The Romantic, Heartbreaking Love Story Behind the Taj Mahal
Ivory white columns rise from the earth, framing the central masterpiece: an intricately carved marble domed structure stood on a square plinth, resplendent with arched doorways, and topped by a bronze moon that reaches for the sky.
The entire magnificent building is mirrored in a long reflective pool, fringed by symmetrical Cyprus and fruit trees that resemble both life and death. This man-made marvel is, of course, the breathtaking Taj Mahal, one of UNESCO’s seven new wonders of the world.
Rabindranath Tagore, one of India’s most beloved poets, famously called the Taj Mahal “a teardrop on the cheek of time”, and the story behind the structure lives up to its reputation.
Contrary to popular belief, the Taj Mahal – which is located in Agra, Uttar Pradesh, India, is not a temple; in fact, it is a mausoleum. It was commissioned in 1631 by the Mughal emperor Shah Jahan, to house the tomb of his beloved wife, Arjumand Banu Begum – also known as Mumtaz Mahal–which means “jewel of the palace”, Mumtaz died whilst giving birth to their 14th child, Gahuara Begum. Construction began the following year, and the mausoleum was finally completed in 1648, while the stunning gardens were finished five years later.
Jahan first spotted his future wife in the bazaar at Agra, selling silks and beads. History has it that Jahan fell madly in love at first sight with Mumtaz, who was a Persian aristocrat. He pursued Mumtaz for five years until he married her in 1612–making her one of his wives (he already had two, as was the tradition).
Mumtaz has been immortalized as the epitome of feminine beauty, but she was also an astute political practitioner, and was entrusted with the royal seal, even accompanying Jahan on the battlefield–whilst pregnant!

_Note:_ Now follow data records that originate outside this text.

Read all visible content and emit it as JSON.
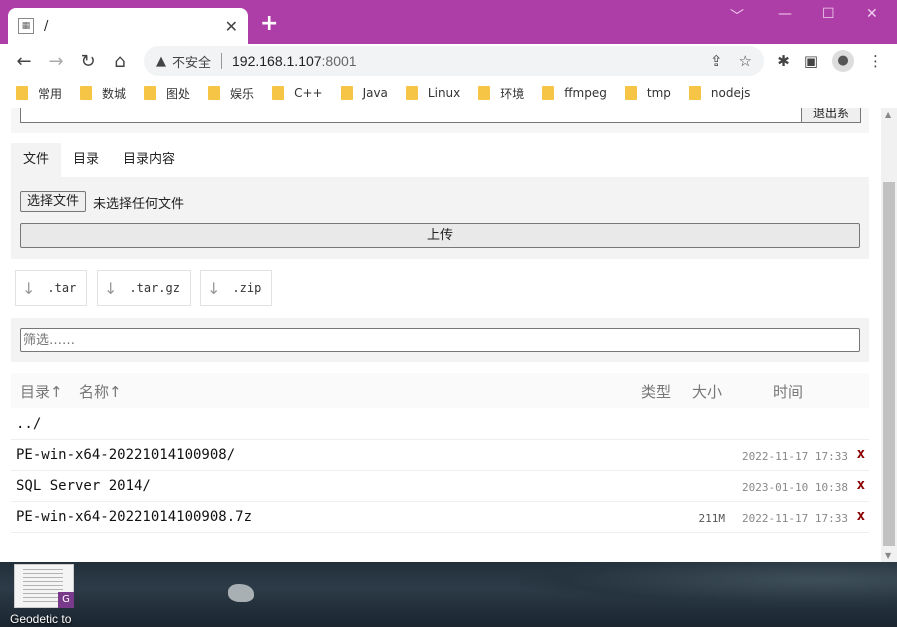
{
  "browser": {
    "tab_title": "/",
    "tab_close": "✕",
    "new_tab": "+",
    "insecure_label": "不安全",
    "url_host": "192.168.1.107",
    "url_port": ":8001",
    "window_controls": {
      "minimize": "﹀",
      "restore": "—",
      "maximize": "☐",
      "close": "✕"
    }
  },
  "bookmarks": [
    "常用",
    "数城",
    "图处",
    "娱乐",
    "C++",
    "Java",
    "Linux",
    "环境",
    "ffmpeg",
    "tmp",
    "nodejs"
  ],
  "page": {
    "top_button": "退出系",
    "tabs": [
      "文件",
      "目录",
      "目录内容"
    ],
    "file_button": "选择文件",
    "file_none": "未选择任何文件",
    "upload_button": "上传",
    "downloads": [
      ".tar",
      ".tar.gz",
      ".zip"
    ],
    "filter_placeholder": "筛选……",
    "headers": {
      "dir": "目录↑",
      "name": "名称↑",
      "type": "类型",
      "size": "大小",
      "time": "时间"
    },
    "rows": [
      {
        "name": "../",
        "size": "",
        "time": "",
        "del": ""
      },
      {
        "name": "PE-win-x64-20221014100908/",
        "size": "",
        "time": "2022-11-17 17:33",
        "del": "x"
      },
      {
        "name": "SQL Server 2014/",
        "size": "",
        "time": "2023-01-10 10:38",
        "del": "x"
      },
      {
        "name": "PE-win-x64-20221014100908.7z",
        "size": "211M",
        "time": "2022-11-17 17:33",
        "del": "x"
      }
    ]
  },
  "desktop": {
    "icon_label": "Geodetic to"
  },
  "colors": {
    "titlebar": "#ae3ea7",
    "delete": "#8b0000",
    "bookmark_folder": "#f6c545"
  }
}
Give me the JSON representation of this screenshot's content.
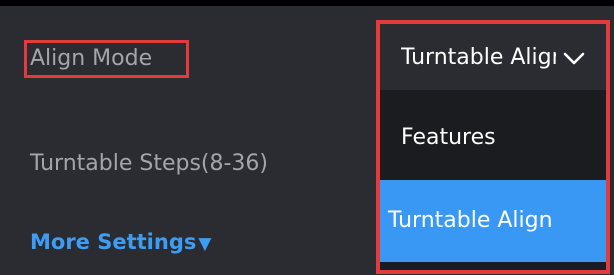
{
  "settings": {
    "align_mode_label": "Align Mode",
    "turntable_steps_label": "Turntable Steps(8-36)",
    "more_settings_label": "More Settings",
    "more_settings_caret": "▼"
  },
  "dropdown": {
    "selected_value": "Turntable Align",
    "chevron_icon": "chevron-down-icon",
    "options": [
      {
        "label": "Features",
        "highlighted": false
      },
      {
        "label": "Turntable Align",
        "highlighted": true
      }
    ]
  },
  "colors": {
    "background": "#2a2c31",
    "label_text": "#a2a5ab",
    "link_accent": "#3d9df5",
    "dropdown_background": "#1b1c20",
    "highlight_option": "#3a98f5",
    "annotation_red": "#e33b3b"
  }
}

When Mumtaz died of postpartum complications, Jahan was inconsolable and plunged the imperial court into mourning for two entire years. He began planning the construction of the Taj Mahal, the ultimate testament of his love for his favorite wife. He summed Muslim artists and architects from all across the land to design a mausoleum worthy of Mumtaz. Altogether, 20,000 artisans assisted in building the Taj Mahal and its gardens, helped by 1,000 elephants, over 22 years.
The Taj Mahal is unparalleled in beauty, incorporating Persian, Ottoman, and Islamic art and traditions, and its design is inspired by descriptions in the Koran of heaven. It is also a masterpiece of symbolism. Its bilateral symmetry is dominated by a central axis, an image that has long been used to demonstrate a ruling force that brings balance and harmony. The structure is also aligned in the cardinal north-south direction and the corners have been positioned so that when one stands in the center, the sun can be seen rising and setting on the north and south corners during the summer and winter solstices. Thanks to the flawless white marble, the building appears to change color depending on the time of day and the weather, ensuring the sky is incorporated on the surface of the building–as well as in the reflective pools, a sure way to imply the presence of the Islamic god Allah.
The Taj Mahal is an architectural masterpiece, and the fact that there is an exquisite love story behind its inception means it will continue to stand the test of time for centuries to come.